"With record-breaking downloadable demo numbers on both Xbox LIVE and PlayStation Network and critics across the board singing the game’s praises, Resident Evil 5 is poised for a very successful launch," said Capcom marketing VP Mona Hamilton, in a statement. "The new two-player co-op experience, variety of control options, new storyline and advanced inventory system have created a revolutionary new action-packed Resident Evil game that both fans and newcomers to the series will love."

Resident Evil 5 has been the subject of ongoing controversy since Capcom showed a trailer for the game at the 2007 E3 conference. The trailer—and the game itself—feature of what some consider to be racist imagery, as well as characters and scenes that some interpret as perpetuation of imperialist and colonialist perceptions of Africans as somehow primitive or sub-human. Capcom has said it tried to balance any racial elements to the Africa-based story by making one of the main characters (the female lead Sheva Alomar) black and by including several races amongst the zombies encountered in the game.

Resident Evil 5 is priced at $59.99.

In related news, Capcom has also announced it plans to launch three zombie-splattering Resident Evil titles for the Nintendo Wii, including two reworks of titles originally developed for the Nintendo GameCube (Resident Evil and Resident Evil Zero) and a new Resident Evil: The Darkside Chronicles, which will be a sequel to events in The Umbrella Chronicles. Darkside Chronicles will be the first to be released, and will also feature a co-op gameplay experience using two remotes. The games will be prices at about $30 apiece.
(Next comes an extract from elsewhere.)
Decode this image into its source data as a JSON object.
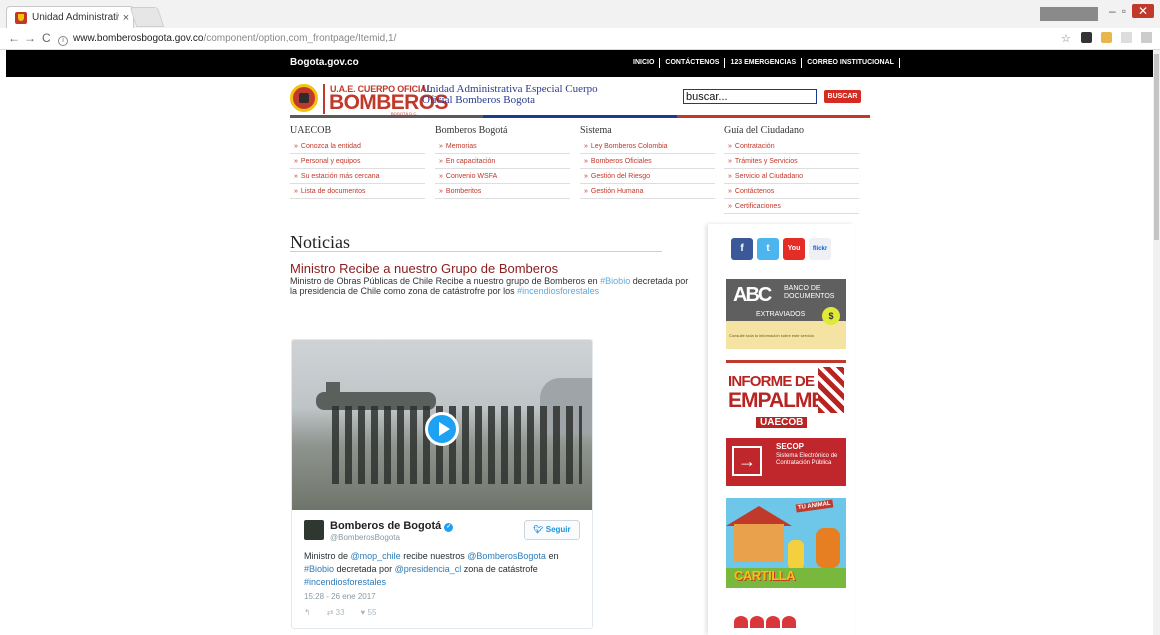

Although some gamers welcome the addition of more hard-core gaming titles to the Wii lineup, some industry observers wonder if mature and violent games for the Wii might not tarnish the console’s wholesome and family-friendly image among consumers, many of whom were attracted to the Wii not just for its innovative controller, but for its comparatively innocuous and family-friendly fare.